Exercise inputs –
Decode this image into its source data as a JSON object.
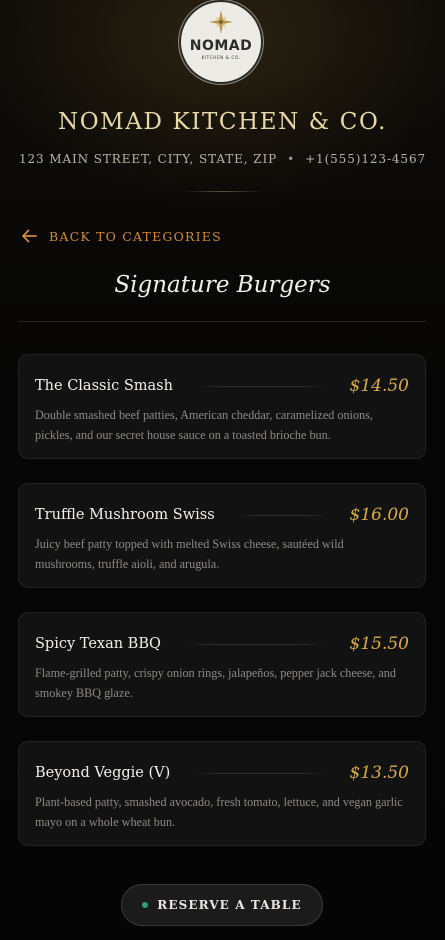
{
  "brand": {
    "logo_name": "NOMAD",
    "logo_sub": "KITCHEN & CO.",
    "title": "NOMAD KITCHEN & CO.",
    "address": "123 MAIN STREET, CITY, STATE, ZIP",
    "separator": "•",
    "phone": "+1(555)123-4567"
  },
  "nav": {
    "back_label": "BACK TO CATEGORIES",
    "back_icon": "arrow-left-icon"
  },
  "category": {
    "title": "Signature Burgers"
  },
  "items": [
    {
      "name": "The Classic Smash",
      "price": "$14.50",
      "description": "Double smashed beef patties, American cheddar, caramelized onions, pickles, and our secret house sauce on a toasted brioche bun."
    },
    {
      "name": "Truffle Mushroom Swiss",
      "price": "$16.00",
      "description": "Juicy beef patty topped with melted Swiss cheese, sautéed wild mushrooms, truffle aioli, and arugula."
    },
    {
      "name": "Spicy Texan BBQ",
      "price": "$15.50",
      "description": "Flame-grilled patty, crispy onion rings, jalapeños, pepper jack cheese, and smokey BBQ glaze."
    },
    {
      "name": "Beyond Veggie (V)",
      "price": "$13.50",
      "description": "Plant-based patty, smashed avocado, fresh tomato, lettuce, and vegan garlic mayo on a whole wheat bun."
    }
  ],
  "cta": {
    "reserve_label": "RESERVE A TABLE"
  },
  "colors": {
    "accent_gold": "#d9ac45",
    "accent_orange": "#d08a3a",
    "status_green": "#2f9e74",
    "background": "#060606"
  }
}
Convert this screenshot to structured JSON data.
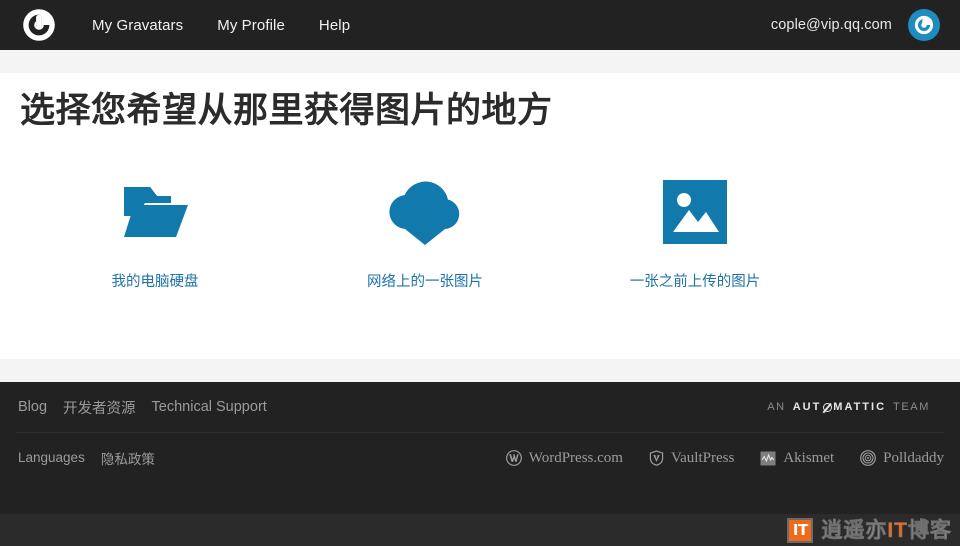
{
  "header": {
    "logo_icon": "gravatar-logo-icon",
    "nav": [
      {
        "label": "My Gravatars"
      },
      {
        "label": "My Profile"
      },
      {
        "label": "Help"
      }
    ],
    "account_email": "cople@vip.qq.com",
    "avatar_icon": "gravatar-avatar-icon",
    "background_color": "#222222",
    "avatar_color": "#1e8cbe"
  },
  "main": {
    "title": "选择您希望从那里获得图片的地方",
    "accent_color": "#1e73a8",
    "choices": [
      {
        "icon": "open-folder-icon",
        "label": "我的电脑硬盘"
      },
      {
        "icon": "cloud-download-icon",
        "label": "网络上的一张图片"
      },
      {
        "icon": "picture-icon",
        "label": "一张之前上传的图片"
      }
    ]
  },
  "footer": {
    "links_row1": [
      {
        "label": "Blog"
      },
      {
        "label": "开发者资源"
      },
      {
        "label": "Technical Support"
      }
    ],
    "links_row2": [
      {
        "label": "Languages"
      },
      {
        "label": "隐私政策"
      }
    ],
    "automattic": {
      "prefix": "AN",
      "word_start": "AUT",
      "word_end": "MATTIC",
      "suffix": "TEAM"
    },
    "brands": [
      {
        "label": "WordPress.com",
        "icon": "wordpress-icon"
      },
      {
        "label": "VaultPress",
        "icon": "vaultpress-shield-icon"
      },
      {
        "label": "Akismet",
        "icon": "akismet-icon"
      },
      {
        "label": "Polldaddy",
        "icon": "polldaddy-icon"
      }
    ]
  },
  "watermark": {
    "badge": "IT",
    "text_before": "逍遥亦",
    "text_accent": "IT",
    "text_after": "博客",
    "accent_color": "#ef6a1b"
  }
}
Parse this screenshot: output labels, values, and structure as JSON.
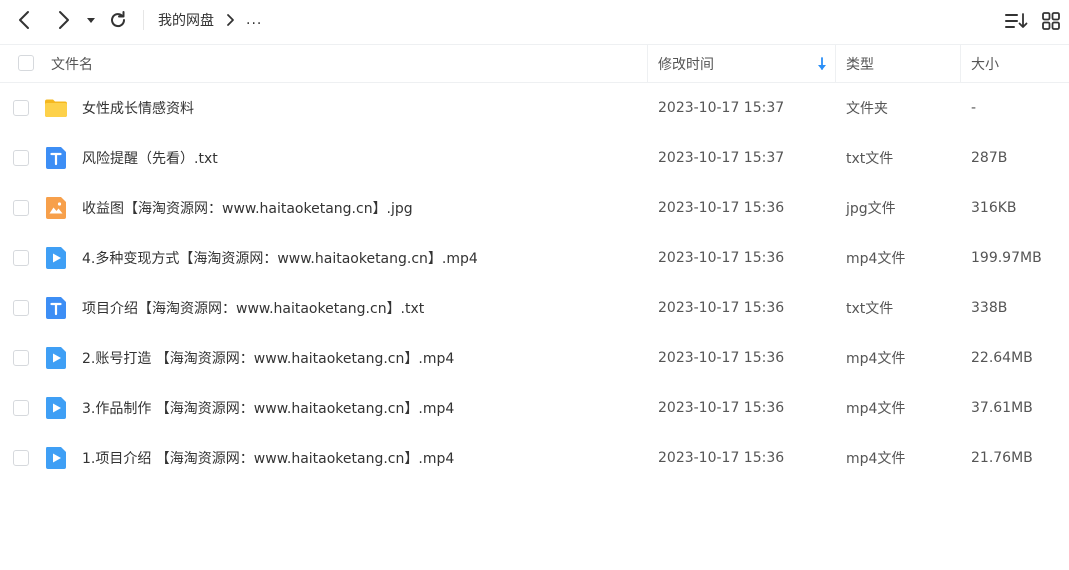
{
  "toolbar": {
    "back_icon": "chevron-left-icon",
    "forward_icon": "chevron-right-icon",
    "history_icon": "caret-down-icon",
    "refresh_icon": "refresh-icon",
    "breadcrumb": {
      "home": "我的网盘",
      "separator_icon": "chevron-right-icon",
      "more": "..."
    },
    "sort_icon": "sort-list-icon",
    "view_icon": "grid-view-icon"
  },
  "columns": {
    "name": "文件名",
    "modified": "修改时间",
    "type": "类型",
    "size": "大小",
    "sort_indicator_icon": "arrow-down-icon"
  },
  "files": [
    {
      "name": "女性成长情感资料",
      "modified": "2023-10-17 15:37",
      "type": "文件夹",
      "size": "-",
      "icon": "folder-icon"
    },
    {
      "name": "风险提醒（先看）.txt",
      "modified": "2023-10-17 15:37",
      "type": "txt文件",
      "size": "287B",
      "icon": "text-file-icon"
    },
    {
      "name": "收益图【海淘资源网：www.haitaoketang.cn】.jpg",
      "modified": "2023-10-17 15:36",
      "type": "jpg文件",
      "size": "316KB",
      "icon": "image-file-icon"
    },
    {
      "name": "4.多种变现方式【海淘资源网：www.haitaoketang.cn】.mp4",
      "modified": "2023-10-17 15:36",
      "type": "mp4文件",
      "size": "199.97MB",
      "icon": "video-file-icon"
    },
    {
      "name": "项目介绍【海淘资源网：www.haitaoketang.cn】.txt",
      "modified": "2023-10-17 15:36",
      "type": "txt文件",
      "size": "338B",
      "icon": "text-file-icon"
    },
    {
      "name": "2.账号打造 【海淘资源网：www.haitaoketang.cn】.mp4",
      "modified": "2023-10-17 15:36",
      "type": "mp4文件",
      "size": "22.64MB",
      "icon": "video-file-icon"
    },
    {
      "name": "3.作品制作 【海淘资源网：www.haitaoketang.cn】.mp4",
      "modified": "2023-10-17 15:36",
      "type": "mp4文件",
      "size": "37.61MB",
      "icon": "video-file-icon"
    },
    {
      "name": "1.项目介绍 【海淘资源网：www.haitaoketang.cn】.mp4",
      "modified": "2023-10-17 15:36",
      "type": "mp4文件",
      "size": "21.76MB",
      "icon": "video-file-icon"
    }
  ],
  "colors": {
    "accent": "#2a8ff7",
    "folder": "#fbc932",
    "text_file": "#3d8ef5",
    "image_file": "#f7a04b",
    "video_file": "#3f9ff5"
  }
}
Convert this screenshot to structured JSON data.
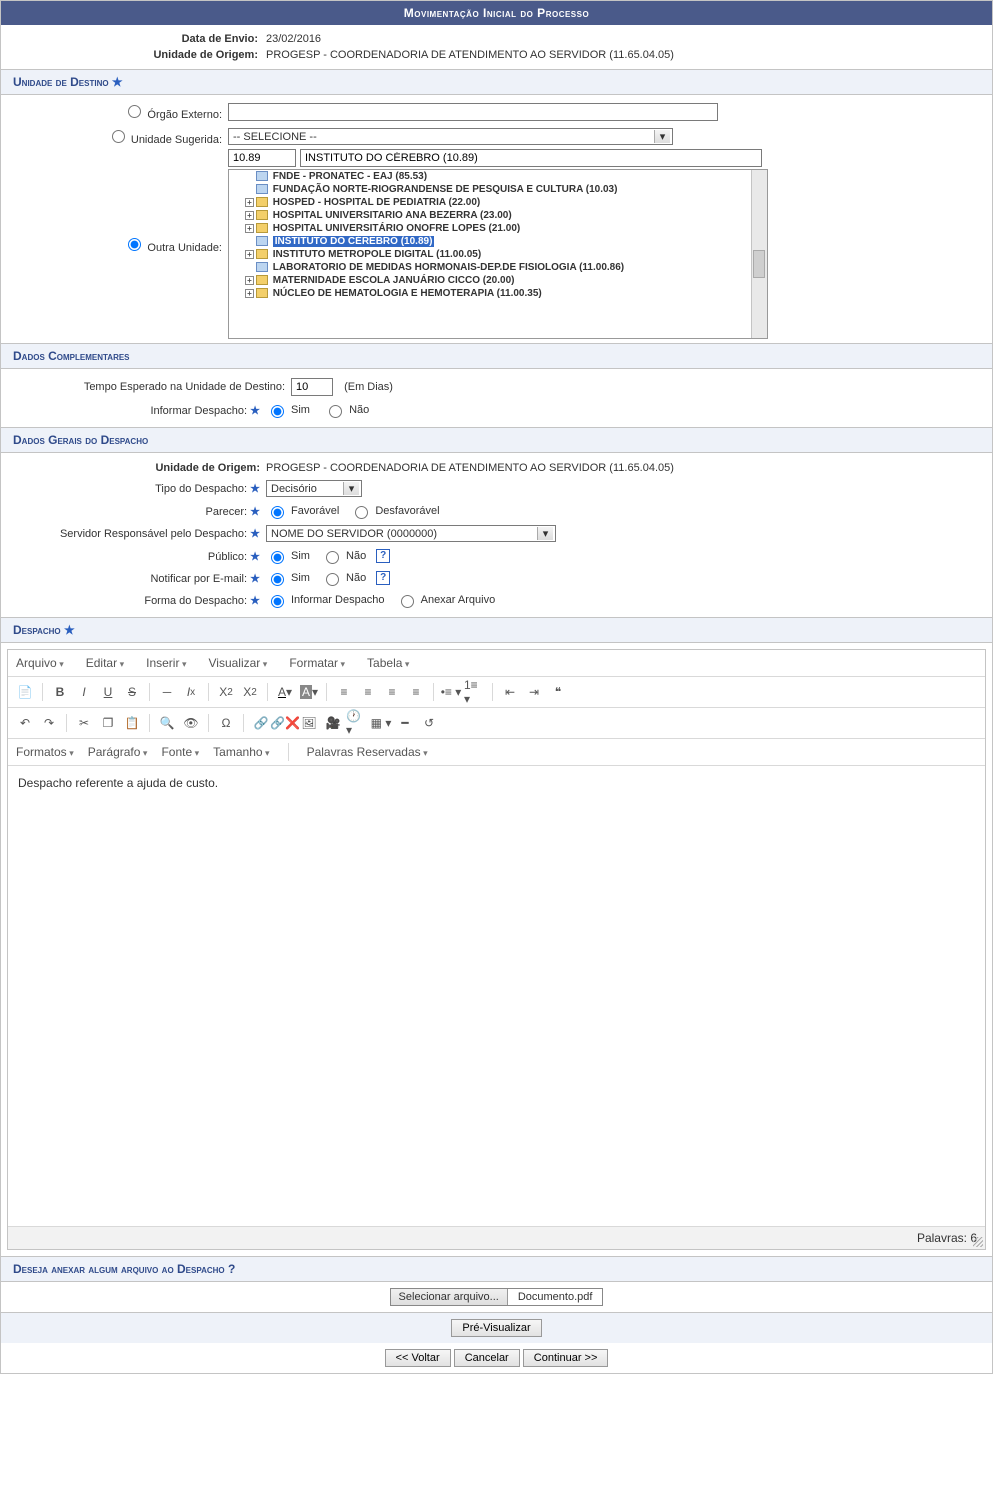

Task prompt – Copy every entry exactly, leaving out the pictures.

Exercise result –
Decode this image into its source data as a JSON object.
{
  "brand": {
    "logo_name": "NOMAD",
    "logo_sub": "KITCHEN & CO.",
    "title": "NOMAD KITCHEN & CO.",
    "address": "123 MAIN STREET, CITY, STATE, ZIP",
    "separator": "•",
    "phone": "+1(555)123-4567"
  },
  "nav": {
    "back_label": "BACK TO CATEGORIES",
    "back_icon": "arrow-left-icon"
  },
  "category": {
    "title": "Signature Burgers"
  },
  "items": [
    {
      "name": "The Classic Smash",
      "price": "$14.50",
      "description": "Double smashed beef patties, American cheddar, caramelized onions, pickles, and our secret house sauce on a toasted brioche bun."
    },
    {
      "name": "Truffle Mushroom Swiss",
      "price": "$16.00",
      "description": "Juicy beef patty topped with melted Swiss cheese, sautéed wild mushrooms, truffle aioli, and arugula."
    },
    {
      "name": "Spicy Texan BBQ",
      "price": "$15.50",
      "description": "Flame-grilled patty, crispy onion rings, jalapeños, pepper jack cheese, and smokey BBQ glaze."
    },
    {
      "name": "Beyond Veggie (V)",
      "price": "$13.50",
      "description": "Plant-based patty, smashed avocado, fresh tomato, lettuce, and vegan garlic mayo on a whole wheat bun."
    }
  ],
  "cta": {
    "reserve_label": "RESERVE A TABLE"
  },
  "colors": {
    "accent_gold": "#d9ac45",
    "accent_orange": "#d08a3a",
    "status_green": "#2f9e74",
    "background": "#060606"
  }
}
Convert this screenshot to structured JSON data.
{
  "header": {
    "logo_icon": "gravatar-logo-icon",
    "nav": [
      {
        "label": "My Gravatars"
      },
      {
        "label": "My Profile"
      },
      {
        "label": "Help"
      }
    ],
    "account_email": "cople@vip.qq.com",
    "avatar_icon": "gravatar-avatar-icon",
    "background_color": "#222222",
    "avatar_color": "#1e8cbe"
  },
  "main": {
    "title": "选择您希望从那里获得图片的地方",
    "accent_color": "#1e73a8",
    "choices": [
      {
        "icon": "open-folder-icon",
        "label": "我的电脑硬盘"
      },
      {
        "icon": "cloud-download-icon",
        "label": "网络上的一张图片"
      },
      {
        "icon": "picture-icon",
        "label": "一张之前上传的图片"
      }
    ]
  },
  "footer": {
    "links_row1": [
      {
        "label": "Blog"
      },
      {
        "label": "开发者资源"
      },
      {
        "label": "Technical Support"
      }
    ],
    "links_row2": [
      {
        "label": "Languages"
      },
      {
        "label": "隐私政策"
      }
    ],
    "automattic": {
      "prefix": "AN",
      "word_start": "AUT",
      "word_end": "MATTIC",
      "suffix": "TEAM"
    },
    "brands": [
      {
        "label": "WordPress.com",
        "icon": "wordpress-icon"
      },
      {
        "label": "VaultPress",
        "icon": "vaultpress-shield-icon"
      },
      {
        "label": "Akismet",
        "icon": "akismet-icon"
      },
      {
        "label": "Polldaddy",
        "icon": "polldaddy-icon"
      }
    ]
  },
  "watermark": {
    "badge": "IT",
    "text_before": "逍遥亦",
    "text_accent": "IT",
    "text_after": "博客",
    "accent_color": "#ef6a1b"
  }
}
Parse this screenshot: output labels, values, and structure as JSON.
{
  "toolbar": {
    "back_icon": "chevron-left-icon",
    "forward_icon": "chevron-right-icon",
    "history_icon": "caret-down-icon",
    "refresh_icon": "refresh-icon",
    "breadcrumb": {
      "home": "我的网盘",
      "separator_icon": "chevron-right-icon",
      "more": "..."
    },
    "sort_icon": "sort-list-icon",
    "view_icon": "grid-view-icon"
  },
  "columns": {
    "name": "文件名",
    "modified": "修改时间",
    "type": "类型",
    "size": "大小",
    "sort_indicator_icon": "arrow-down-icon"
  },
  "files": [
    {
      "name": "女性成长情感资料",
      "modified": "2023-10-17 15:37",
      "type": "文件夹",
      "size": "-",
      "icon": "folder-icon"
    },
    {
      "name": "风险提醒（先看）.txt",
      "modified": "2023-10-17 15:37",
      "type": "txt文件",
      "size": "287B",
      "icon": "text-file-icon"
    },
    {
      "name": "收益图【海淘资源网：www.haitaoketang.cn】.jpg",
      "modified": "2023-10-17 15:36",
      "type": "jpg文件",
      "size": "316KB",
      "icon": "image-file-icon"
    },
    {
      "name": "4.多种变现方式【海淘资源网：www.haitaoketang.cn】.mp4",
      "modified": "2023-10-17 15:36",
      "type": "mp4文件",
      "size": "199.97MB",
      "icon": "video-file-icon"
    },
    {
      "name": "项目介绍【海淘资源网：www.haitaoketang.cn】.txt",
      "modified": "2023-10-17 15:36",
      "type": "txt文件",
      "size": "338B",
      "icon": "text-file-icon"
    },
    {
      "name": "2.账号打造 【海淘资源网：www.haitaoketang.cn】.mp4",
      "modified": "2023-10-17 15:36",
      "type": "mp4文件",
      "size": "22.64MB",
      "icon": "video-file-icon"
    },
    {
      "name": "3.作品制作 【海淘资源网：www.haitaoketang.cn】.mp4",
      "modified": "2023-10-17 15:36",
      "type": "mp4文件",
      "size": "37.61MB",
      "icon": "video-file-icon"
    },
    {
      "name": "1.项目介绍 【海淘资源网：www.haitaoketang.cn】.mp4",
      "modified": "2023-10-17 15:36",
      "type": "mp4文件",
      "size": "21.76MB",
      "icon": "video-file-icon"
    }
  ],
  "colors": {
    "accent": "#2a8ff7",
    "folder": "#fbc932",
    "text_file": "#3d8ef5",
    "image_file": "#f7a04b",
    "video_file": "#3f9ff5"
  }
}
Convert this screenshot to structured JSON data.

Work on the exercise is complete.